→ Task to carry out: Your job is to return every line in the data holding the string "label".
************
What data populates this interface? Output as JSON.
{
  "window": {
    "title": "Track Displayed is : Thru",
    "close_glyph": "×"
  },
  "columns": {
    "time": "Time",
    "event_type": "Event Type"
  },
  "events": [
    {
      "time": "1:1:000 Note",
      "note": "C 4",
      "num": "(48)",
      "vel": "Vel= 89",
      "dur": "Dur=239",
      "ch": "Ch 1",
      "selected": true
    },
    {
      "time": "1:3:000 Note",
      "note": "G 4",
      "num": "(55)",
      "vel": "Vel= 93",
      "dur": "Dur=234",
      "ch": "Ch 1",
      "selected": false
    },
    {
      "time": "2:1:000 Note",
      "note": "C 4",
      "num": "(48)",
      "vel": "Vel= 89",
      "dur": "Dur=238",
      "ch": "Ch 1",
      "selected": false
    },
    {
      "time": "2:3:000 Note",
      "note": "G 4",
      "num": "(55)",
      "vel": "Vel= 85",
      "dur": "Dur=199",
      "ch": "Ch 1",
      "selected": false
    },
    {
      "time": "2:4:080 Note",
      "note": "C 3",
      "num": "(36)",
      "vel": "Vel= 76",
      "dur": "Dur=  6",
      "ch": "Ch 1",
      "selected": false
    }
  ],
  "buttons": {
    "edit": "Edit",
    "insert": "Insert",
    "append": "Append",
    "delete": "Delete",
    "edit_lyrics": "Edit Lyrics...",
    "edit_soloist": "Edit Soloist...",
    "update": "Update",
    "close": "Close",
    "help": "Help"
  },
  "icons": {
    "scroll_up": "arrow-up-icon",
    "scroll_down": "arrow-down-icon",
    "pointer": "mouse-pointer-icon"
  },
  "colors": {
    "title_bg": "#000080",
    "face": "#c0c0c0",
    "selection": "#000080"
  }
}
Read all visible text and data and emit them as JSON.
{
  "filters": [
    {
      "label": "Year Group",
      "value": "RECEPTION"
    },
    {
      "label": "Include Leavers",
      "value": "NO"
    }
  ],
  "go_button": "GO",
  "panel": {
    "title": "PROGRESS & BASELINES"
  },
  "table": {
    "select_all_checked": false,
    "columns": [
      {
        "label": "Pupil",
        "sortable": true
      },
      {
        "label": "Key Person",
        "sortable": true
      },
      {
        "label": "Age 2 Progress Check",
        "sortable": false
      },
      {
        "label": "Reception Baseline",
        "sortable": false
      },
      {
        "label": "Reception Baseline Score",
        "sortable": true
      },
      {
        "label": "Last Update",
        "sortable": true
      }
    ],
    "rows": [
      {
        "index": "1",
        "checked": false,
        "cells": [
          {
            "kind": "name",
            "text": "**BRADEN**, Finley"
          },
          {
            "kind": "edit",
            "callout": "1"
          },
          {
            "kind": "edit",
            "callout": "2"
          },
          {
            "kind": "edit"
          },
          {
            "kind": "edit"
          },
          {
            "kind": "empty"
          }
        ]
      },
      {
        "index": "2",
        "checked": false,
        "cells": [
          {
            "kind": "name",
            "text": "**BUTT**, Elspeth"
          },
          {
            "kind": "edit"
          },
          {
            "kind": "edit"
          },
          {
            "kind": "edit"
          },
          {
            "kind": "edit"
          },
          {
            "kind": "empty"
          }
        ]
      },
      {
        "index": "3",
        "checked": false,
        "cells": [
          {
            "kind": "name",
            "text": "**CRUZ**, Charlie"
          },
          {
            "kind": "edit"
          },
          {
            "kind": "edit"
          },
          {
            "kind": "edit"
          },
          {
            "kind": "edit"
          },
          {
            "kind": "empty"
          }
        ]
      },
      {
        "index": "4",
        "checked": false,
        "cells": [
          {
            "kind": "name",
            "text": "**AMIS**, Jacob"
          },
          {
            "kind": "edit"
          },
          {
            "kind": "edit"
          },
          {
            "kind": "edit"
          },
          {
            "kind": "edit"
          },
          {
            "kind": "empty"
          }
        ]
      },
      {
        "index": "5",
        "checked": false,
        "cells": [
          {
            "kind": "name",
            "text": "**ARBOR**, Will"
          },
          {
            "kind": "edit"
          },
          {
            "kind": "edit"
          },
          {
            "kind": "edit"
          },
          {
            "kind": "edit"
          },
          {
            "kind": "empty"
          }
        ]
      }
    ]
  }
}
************
→ Your solution:
      "label": "Year Group",
      "label": "Include Leavers",
        "label": "Pupil",
        "label": "Key Person",
        "label": "Age 2 Progress Check",
        "label": "Reception Baseline",
        "label": "Reception Baseline Score",
        "label": "Last Update",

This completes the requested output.